## [WHAT TO WORK ON]
Once every line below has been checked for "this", give only the number of lines that have it.

## [DATA]
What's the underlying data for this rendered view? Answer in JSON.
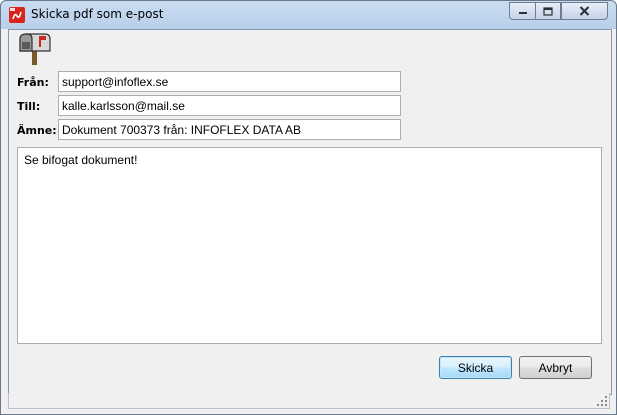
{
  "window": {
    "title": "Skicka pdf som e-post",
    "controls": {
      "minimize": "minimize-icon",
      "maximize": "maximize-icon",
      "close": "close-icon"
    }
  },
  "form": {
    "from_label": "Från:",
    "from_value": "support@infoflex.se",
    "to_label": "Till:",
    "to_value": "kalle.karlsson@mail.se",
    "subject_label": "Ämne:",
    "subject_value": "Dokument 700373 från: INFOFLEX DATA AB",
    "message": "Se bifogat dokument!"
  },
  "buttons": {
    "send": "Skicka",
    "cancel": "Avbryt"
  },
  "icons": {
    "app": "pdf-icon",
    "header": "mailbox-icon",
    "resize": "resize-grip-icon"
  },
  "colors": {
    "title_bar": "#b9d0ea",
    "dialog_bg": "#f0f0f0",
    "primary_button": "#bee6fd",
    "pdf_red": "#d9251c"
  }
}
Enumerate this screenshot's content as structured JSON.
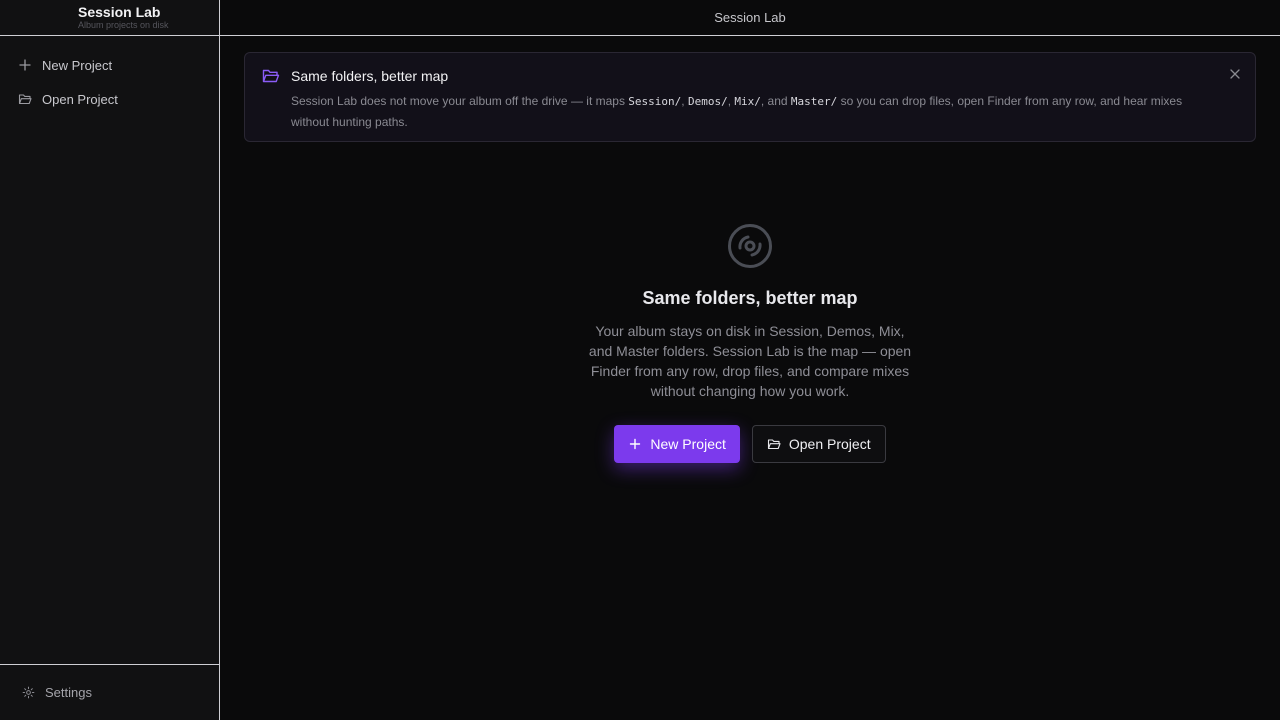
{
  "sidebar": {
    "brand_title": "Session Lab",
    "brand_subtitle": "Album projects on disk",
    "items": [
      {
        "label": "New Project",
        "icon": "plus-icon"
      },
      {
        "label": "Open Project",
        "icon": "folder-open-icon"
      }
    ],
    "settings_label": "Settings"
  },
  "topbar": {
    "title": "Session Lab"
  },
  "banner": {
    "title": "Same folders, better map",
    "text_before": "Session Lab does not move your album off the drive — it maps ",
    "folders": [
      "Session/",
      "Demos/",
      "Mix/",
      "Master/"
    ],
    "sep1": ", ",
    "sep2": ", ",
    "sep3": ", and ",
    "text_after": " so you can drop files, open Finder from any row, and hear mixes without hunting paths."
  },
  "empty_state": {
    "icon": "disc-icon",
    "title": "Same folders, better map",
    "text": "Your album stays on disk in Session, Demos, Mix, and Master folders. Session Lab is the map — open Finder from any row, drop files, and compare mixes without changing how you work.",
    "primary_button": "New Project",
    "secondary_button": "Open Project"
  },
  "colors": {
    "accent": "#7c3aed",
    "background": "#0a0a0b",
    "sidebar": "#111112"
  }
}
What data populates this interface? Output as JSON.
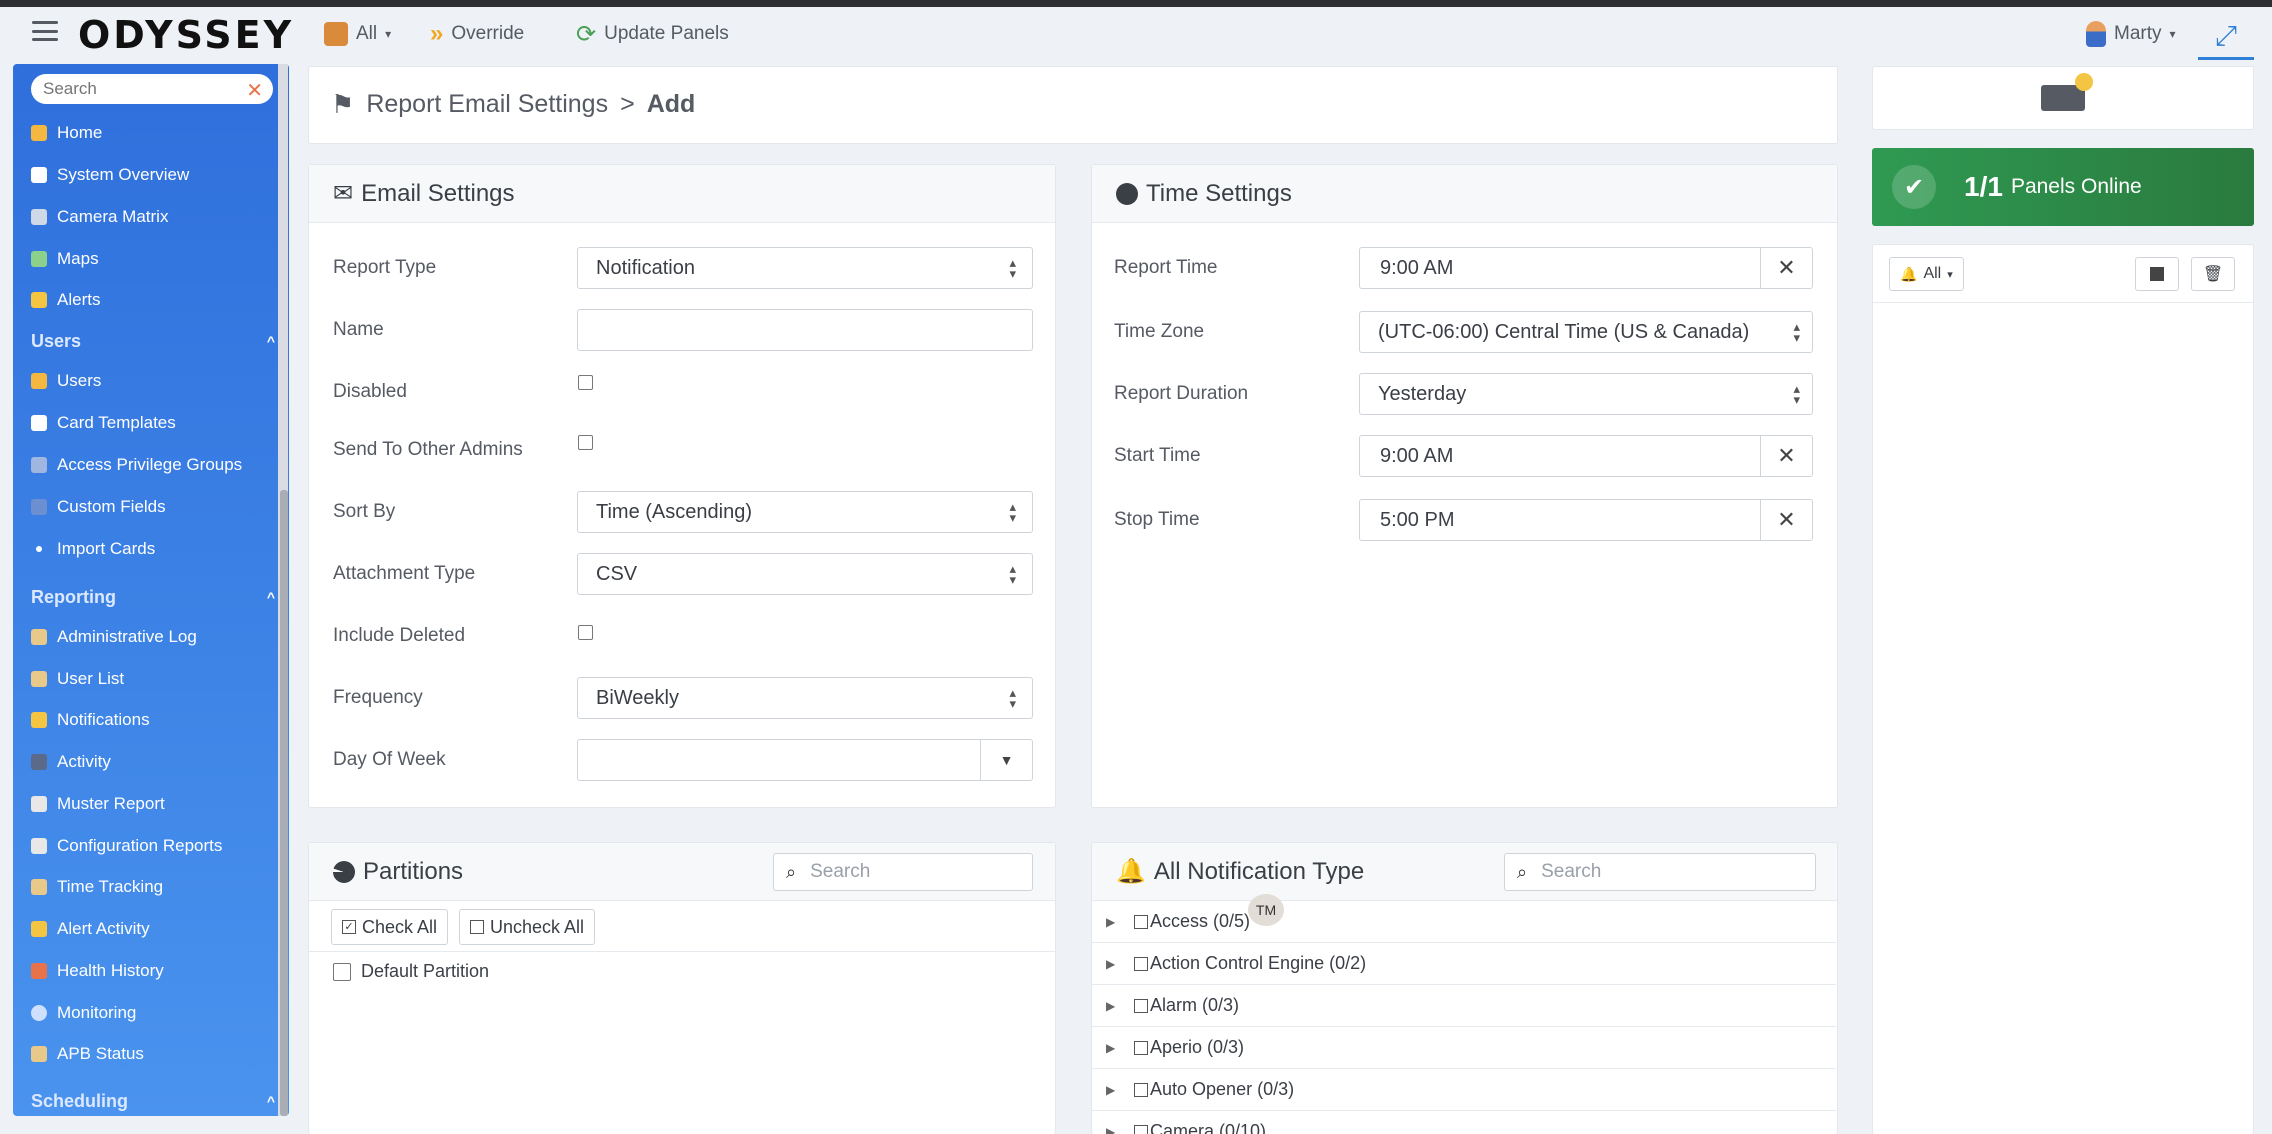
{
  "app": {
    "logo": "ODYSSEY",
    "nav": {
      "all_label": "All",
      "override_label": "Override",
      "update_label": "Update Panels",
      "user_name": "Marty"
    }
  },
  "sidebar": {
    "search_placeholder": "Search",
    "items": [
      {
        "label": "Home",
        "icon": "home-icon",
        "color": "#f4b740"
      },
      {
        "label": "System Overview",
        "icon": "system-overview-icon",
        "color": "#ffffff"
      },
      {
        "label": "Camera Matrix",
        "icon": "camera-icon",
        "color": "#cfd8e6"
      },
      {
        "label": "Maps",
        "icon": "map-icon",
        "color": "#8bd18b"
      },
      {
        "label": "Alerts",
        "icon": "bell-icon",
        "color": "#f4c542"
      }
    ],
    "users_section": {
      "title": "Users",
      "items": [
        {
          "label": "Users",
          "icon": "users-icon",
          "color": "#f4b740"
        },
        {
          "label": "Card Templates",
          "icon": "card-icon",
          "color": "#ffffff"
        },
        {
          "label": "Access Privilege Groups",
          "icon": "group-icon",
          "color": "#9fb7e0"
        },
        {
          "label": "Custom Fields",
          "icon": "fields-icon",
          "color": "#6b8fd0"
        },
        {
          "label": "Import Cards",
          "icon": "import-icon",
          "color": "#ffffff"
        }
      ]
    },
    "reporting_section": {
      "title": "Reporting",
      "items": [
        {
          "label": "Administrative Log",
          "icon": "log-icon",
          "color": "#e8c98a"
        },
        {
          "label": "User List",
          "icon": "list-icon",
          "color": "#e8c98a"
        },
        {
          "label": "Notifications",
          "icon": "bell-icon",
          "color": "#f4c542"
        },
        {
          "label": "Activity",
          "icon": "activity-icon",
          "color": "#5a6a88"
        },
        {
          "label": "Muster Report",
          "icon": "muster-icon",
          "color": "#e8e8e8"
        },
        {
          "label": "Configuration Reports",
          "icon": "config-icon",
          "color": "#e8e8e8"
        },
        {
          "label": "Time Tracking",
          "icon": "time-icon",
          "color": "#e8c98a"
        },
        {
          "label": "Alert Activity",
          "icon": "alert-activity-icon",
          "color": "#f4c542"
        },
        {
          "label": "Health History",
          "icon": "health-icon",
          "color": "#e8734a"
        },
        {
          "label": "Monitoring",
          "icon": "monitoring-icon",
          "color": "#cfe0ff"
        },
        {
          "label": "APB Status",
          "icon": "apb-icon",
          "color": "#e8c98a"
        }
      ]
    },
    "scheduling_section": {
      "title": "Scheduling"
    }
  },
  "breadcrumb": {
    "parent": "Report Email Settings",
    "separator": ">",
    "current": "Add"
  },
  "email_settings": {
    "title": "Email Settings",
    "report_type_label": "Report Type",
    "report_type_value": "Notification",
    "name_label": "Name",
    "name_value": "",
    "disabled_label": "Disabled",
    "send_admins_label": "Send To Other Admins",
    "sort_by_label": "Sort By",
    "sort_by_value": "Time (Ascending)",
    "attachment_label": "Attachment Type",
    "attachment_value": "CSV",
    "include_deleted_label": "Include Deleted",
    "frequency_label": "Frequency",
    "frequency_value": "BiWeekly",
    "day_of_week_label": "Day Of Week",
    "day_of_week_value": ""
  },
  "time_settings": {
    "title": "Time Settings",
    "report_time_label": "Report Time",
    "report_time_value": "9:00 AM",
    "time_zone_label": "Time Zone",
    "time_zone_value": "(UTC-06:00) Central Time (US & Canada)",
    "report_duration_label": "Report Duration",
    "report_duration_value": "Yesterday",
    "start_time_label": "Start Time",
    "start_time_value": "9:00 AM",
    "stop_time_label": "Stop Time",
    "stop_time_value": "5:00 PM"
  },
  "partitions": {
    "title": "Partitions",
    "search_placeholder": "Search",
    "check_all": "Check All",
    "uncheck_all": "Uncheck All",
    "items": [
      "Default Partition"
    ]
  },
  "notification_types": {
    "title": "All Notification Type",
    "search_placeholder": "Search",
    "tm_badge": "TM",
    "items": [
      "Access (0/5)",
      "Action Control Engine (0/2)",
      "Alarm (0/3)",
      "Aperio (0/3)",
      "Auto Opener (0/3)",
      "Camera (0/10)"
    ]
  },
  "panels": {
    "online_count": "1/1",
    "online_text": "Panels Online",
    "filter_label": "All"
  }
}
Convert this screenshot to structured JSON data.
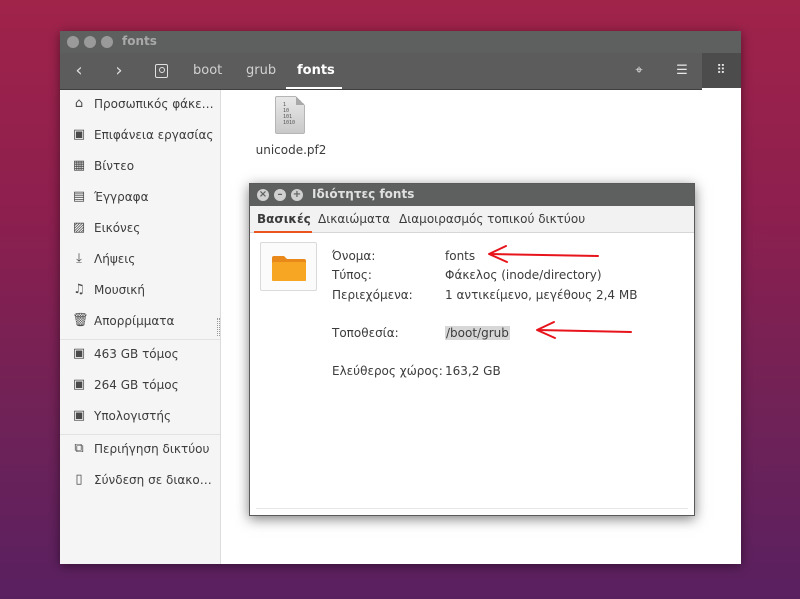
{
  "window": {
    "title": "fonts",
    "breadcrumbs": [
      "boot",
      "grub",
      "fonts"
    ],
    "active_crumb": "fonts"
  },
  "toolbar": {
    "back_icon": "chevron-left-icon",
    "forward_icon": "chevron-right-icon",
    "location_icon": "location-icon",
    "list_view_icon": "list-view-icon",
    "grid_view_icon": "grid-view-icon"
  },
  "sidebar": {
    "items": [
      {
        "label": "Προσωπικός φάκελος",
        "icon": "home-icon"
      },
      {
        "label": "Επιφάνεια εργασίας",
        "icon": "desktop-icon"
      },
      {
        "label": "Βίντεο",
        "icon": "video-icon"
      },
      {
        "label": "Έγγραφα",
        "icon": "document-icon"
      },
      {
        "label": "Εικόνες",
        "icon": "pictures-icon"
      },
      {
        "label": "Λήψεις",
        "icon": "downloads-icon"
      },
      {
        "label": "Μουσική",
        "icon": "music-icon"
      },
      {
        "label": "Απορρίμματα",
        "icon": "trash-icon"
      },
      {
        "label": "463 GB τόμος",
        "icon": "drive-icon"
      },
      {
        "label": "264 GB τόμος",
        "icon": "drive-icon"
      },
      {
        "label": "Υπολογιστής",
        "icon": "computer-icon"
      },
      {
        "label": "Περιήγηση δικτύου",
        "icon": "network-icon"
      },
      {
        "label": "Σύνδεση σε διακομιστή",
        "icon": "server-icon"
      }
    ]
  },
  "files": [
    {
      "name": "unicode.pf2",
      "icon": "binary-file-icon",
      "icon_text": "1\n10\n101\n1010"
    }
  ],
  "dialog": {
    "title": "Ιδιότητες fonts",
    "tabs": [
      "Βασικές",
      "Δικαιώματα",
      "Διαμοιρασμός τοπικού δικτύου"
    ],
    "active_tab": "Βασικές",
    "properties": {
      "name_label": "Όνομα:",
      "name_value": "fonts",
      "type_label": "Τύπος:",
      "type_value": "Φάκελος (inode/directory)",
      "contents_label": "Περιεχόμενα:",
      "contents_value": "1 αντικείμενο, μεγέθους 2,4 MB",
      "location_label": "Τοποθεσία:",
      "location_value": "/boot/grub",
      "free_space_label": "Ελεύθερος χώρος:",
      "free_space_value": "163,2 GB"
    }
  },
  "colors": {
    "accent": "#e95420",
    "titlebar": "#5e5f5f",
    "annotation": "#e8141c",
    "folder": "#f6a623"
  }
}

## [EXPECTED OUTPUT]
4